Where ZigBee Fits
ZigBee offers a number of solutions for a range of applications including:
- Building automation
- Energy management
- Home automation
- Lighting control
- Advanced remote controls
- Retail/shopping services
- Telecom services
The ZigBee Alliance produces a standards overview that covers the range of applications mentioned above.
ZigBee is often mentioned in two areas: building and home automation. I found that ZigBee has been applied to a manufacturing line, in store (retail) communications, and alarm systems. ZigBee is also in use with cable service remote controllers. The business applications will eventually expand beyond the home/consumer applications, so enterprise IT should acquaint themselves with ZigBee now in addition to Wi-Fi and Bluetooth.
Comparing Wireless Choices
There are three common choices for connecting to wireless endpoints over short distances (generally considered 100 meters or less): Wi-Fi, ZigBee, and Bluetooth. The choice for IoT has to be able to support many endpoints in a limited area. The data produced by IoT endpoints is modest, so the bandwidth required is also modest (kbps not mbps). The number of endpoints ZigBee can support is far greater than Wi-Fi and Bluetooth. Neither of these was designed for high-density, large endpoint populations.
Comparing Wireless Solutions
Wi-Fi is best suited for desktops, laptops, tablets, and phones that require high data rates. Bluetooth was designed mainly to service on a desk connecting a wireless keyboard, mouse, printer, or headset. When the supported population and area coverage are both large, then ZigBee becomes the obvious solution.
A Different Endpoint Design
A major benefit to ZigBee is its design to reduce power consumption, which can thereby vastly extend battery life. Tobin Richardson, chairman and CEO of the ZigBee Alliance, made this comment to me at the IoT summit that took place at the end of October in Washington, D.C. He also pointed out that IoT endpoints will probably be installed to operate for 10 to 20 years.
Tobin also said IoT endpoints must be very reliable so that they require little or no maintenance. He foresees that the cost of maintaining IoT endpoints must be very low in order to be affordable. This means there should be very little labor expended for their support. The endpoints may only be visited every few years. This is significantly different than many IT endpoints today that may be obsoleted every one to three years.
Another advantage of ZigBee is that endpoints can act as relay sites for other endpoints. Since ZigBee is designed for line-of-site transmission, not all endpoints will be capable of connecting to a ZigBee router that then connects to a remote system or cloud service. ZigBee network devices can be a:
- PAN coordinator (central controller and access to remote networks, either cellular or wired)
- Full-function endpoint (sensor and/or controller endpoint)

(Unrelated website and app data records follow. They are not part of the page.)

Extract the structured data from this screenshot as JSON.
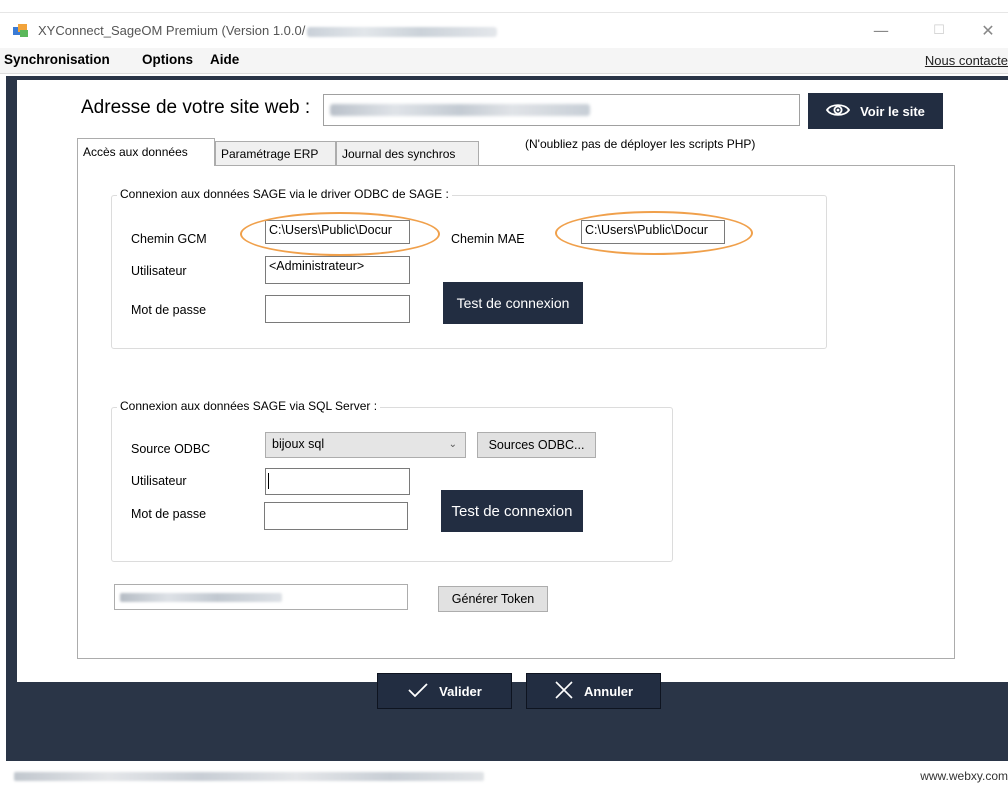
{
  "window": {
    "title": "XYConnect_SageOM Premium (Version 1.0.0/",
    "title_suffix_redacted": "",
    "icon": "app-icon",
    "controls": {
      "minimize": "—",
      "maximize": "☐",
      "close": "✕"
    }
  },
  "menu": {
    "items": [
      "Synchronisation",
      "Options",
      "Aide"
    ],
    "contact": "Nous contacte"
  },
  "site": {
    "label": "Adresse de votre site web :",
    "value_redacted": "",
    "view_button": "Voir le site",
    "view_icon": "eye-icon",
    "hint": "(N'oubliez pas de déployer les scripts PHP)"
  },
  "tabs": [
    "Accès aux données",
    "Paramétrage ERP",
    "Journal des synchros"
  ],
  "odbc_driver": {
    "title": "Connexion aux données SAGE via le driver ODBC de SAGE :",
    "gcm_label": "Chemin GCM",
    "gcm_value": "C:\\Users\\Public\\Docur",
    "mae_label": "Chemin MAE",
    "mae_value": "C:\\Users\\Public\\Docur",
    "user_label": "Utilisateur",
    "user_value": "<Administrateur>",
    "password_label": "Mot de passe",
    "password_value": "",
    "test_button": "Test de connexion"
  },
  "sql_server": {
    "title": "Connexion aux données SAGE via SQL Server :",
    "source_label": "Source ODBC",
    "source_value": "bijoux sql",
    "sources_button": "Sources ODBC...",
    "user_label": "Utilisateur",
    "user_value": "",
    "password_label": "Mot de passe",
    "password_value": "",
    "test_button": "Test de connexion"
  },
  "token": {
    "value_redacted": "",
    "generate_button": "Générer Token"
  },
  "actions": {
    "validate": "Valider",
    "validate_icon": "check-icon",
    "cancel": "Annuler",
    "cancel_icon": "close-icon"
  },
  "status": {
    "right_text": "www.webxy.com"
  },
  "colors": {
    "dark_navy": "#222d41",
    "frame": "#2a3547",
    "highlight_orange": "#f0a04b"
  }
}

- Reduced-function endpoint (simple endpoint)
This graphic is from a presentation on ZigBee by Dusan Stevanovic.
IT or OT for IoT?
When researching the applications of ZigBee for IoT, it became apparent that IoT sensors and the data they collect is for business operations (OT), not IT. There are installations where the collected data is processed in a cloud service and the results are communicated to operations personnel.
When this is done, IT has no useful function other than to help OT with some technology decisions, but IT is not involved with the business decisions generated by IoT data. Further, when changes have to be made to the IoT control devices, the changes are an OT decision. So although IoT appears to be an IT responsibility, I predict that a number of IoT applications and endpoints will not be the responsibility of IT, but operated disconnected and independent from IT.
Do you agree with my prediction or do you foresee a different future? Share your thoughts in the comment section below.